You’ve decided to immigrate to Canada. Congratulations! This is an exciting time for you, and the professional consultants at Taraz Services offer smart, and trustworthy, immigration service that can help you wade your way through the significant work ahead. The process of obtaining a permanent resident visa (or a temporary visa) can be slow, demanding, and complicated. Partnering with Taraz Services will streamline this process, and make it as easy as possible. We offer help with family sponsorship, citizenship, permanent residency, and temporary visas. Your interviews and questionnaires will be full of difficult questions, which can lead to irreversible and life-altering mistakes. If you are looking to make process as smooth and pain-free as possible, you can hire a licensed immigration professional, like those found at Taraz Services, to help you in your journey. The question now is how to find a professional that puts your needs first, instead of someone preying on prospective Canadians.
The following tips can help new immigrants steer clear of fraud:
Only work with a professional
If you go online and search for “immigration to Canada” one of the first warning sign that you are dealing with a fraudster is that they lack an English version of their website, or that their website does not link to an English version. With all the tools available today it is easier than ever for someone to make a website and call themselves professional, when they are everything but.
Anyone who provides legitimate immigration advice must legally be one of the following:
- A Regulated Canadian Immigration Consultant (RCIC)
- A member of the Immigration Consultants of Canada Regulatory Council (ICCRC)
- A Canadian lawyer
There are scammers who claim to be any of the above; however there are recourses available to check their legitimacy. You can research the consultant you plan to use by looking them up on ICCRC’s official website, or, if they are a lawyer, by looking them up through the law society of the province or territory they claim to work in.
This is the website for the ICCRC:
This is the website for the Law Society of Upper Canada (Ontario): http://www2.lsuc.on.ca/LawyerParalegalDirectory/index.jsp
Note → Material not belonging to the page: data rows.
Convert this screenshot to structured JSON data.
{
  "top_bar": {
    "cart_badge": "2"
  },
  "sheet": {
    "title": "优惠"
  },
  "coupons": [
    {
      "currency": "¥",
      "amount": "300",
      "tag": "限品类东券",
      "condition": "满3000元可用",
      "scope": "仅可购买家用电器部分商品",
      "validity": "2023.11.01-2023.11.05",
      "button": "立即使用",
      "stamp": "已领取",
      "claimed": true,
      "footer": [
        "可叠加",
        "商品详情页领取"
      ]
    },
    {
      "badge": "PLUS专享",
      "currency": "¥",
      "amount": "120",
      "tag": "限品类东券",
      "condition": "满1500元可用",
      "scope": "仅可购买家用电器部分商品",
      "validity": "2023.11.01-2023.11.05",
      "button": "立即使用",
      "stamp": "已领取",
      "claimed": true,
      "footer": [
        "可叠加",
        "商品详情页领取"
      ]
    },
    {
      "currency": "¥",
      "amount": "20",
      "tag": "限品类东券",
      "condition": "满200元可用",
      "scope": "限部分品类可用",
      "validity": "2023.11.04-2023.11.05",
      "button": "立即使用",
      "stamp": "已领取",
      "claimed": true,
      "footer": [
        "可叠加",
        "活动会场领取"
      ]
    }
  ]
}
The Website has Red Flags
You have to keep an eye out to make sure that the company you are looking at is not an immigration mill, a company that performs extensive marketing and then subcontract their cases to legitimate consultants who then process applications for a fee. Look into the services they offer, otherwise, you may end up with subpar service. To earn a living wage at these immigration mills, a consultant does not have enough time to properly prepare your application and this failure can lead to your application being rejected.
Based outside Canada
Canadian companies are much more likely to employ professionals in Canadian immigration, while companies based outside of Canada often do not. These companies are sales companies, not immigration consultants. It is easy to find comfort in the fact that you, as the applicant, can physically go into the office where you can meet the “consultant” in person, but that does not mean this person has any education or licence in Canadian immigration. The majority of Canadian immigration consultants practice from inside Canada, and while it stressful to communicate electronically and over the phone, it is your best bet. There are some consultants who have offices in the UEA, India, China, the Philippines, and other countries, but this is the minority and it can be hard to judge who is legitimate and who is not.
Immigration is an ever-changing field, recently in July and October of 2017 some changes were made to the Immigration Act, including requirements on intent to live in Canada once granted citizenship, and the age range for language and knowledge requirements (these were reduced to 18-54). Researching the Immigration Act yourself, and checking that the consultant website you are considering hiring is also up to date, can be a lifesaver. If they are not showing the most recent changes to the Immigration Act, there is very little chance that they are a legitimate organization.
There is also a falsehood that if they promise to assist you in finding work, that you owe them a fee. This is illegal in Canada, recruitment fees are always paid by the employer not by the prospective employee, and in most provinces in Canada it is required that a recruiter be licensed.
Fees seem too good to be true
If fees seem too good to be true, they most likely are. You have to take into consideration that these are highly skilled professionals that you are hiring, and that they will charge a rate based on that. If it seems that the rates are too good to be true, it may mean that they are making money elsewhere. You are handing over all your personal and private information to this company. Scammers do exist and they can steal your identity and charge you fees that you think are helping you get towards your goal, but are just lining their pockets.
Poor spelling, grammar, and vocabulary
If any website has errors it is a sign that it is not professional. When a consultant’s website, who will be helping you fill out your application to come to Canada, has errors, then what kind of application will they be writing up for you.
Canada does have a provision under Bill C-35 that makes it illegal for unlicensed people to represent themselves as professionals to future immigrants and/or give immigration advice for a fee. This applies both in Canada and outside of the country. Penalties for convictions under the act include fines of up to $100,000 Canadian and/or two years in prison. You can report someone if you believe you are being taken advantage of.
When finding a professional of any kind, whether it be a doctor, electrician, or teacher, it is always best to do your research and to ask for recommendations from those you know, especially if they have already gone through the process themselves and had a successful outcome. With those tools you will be able to make the right decision for you in getting help on your journey to Canadian citizenship.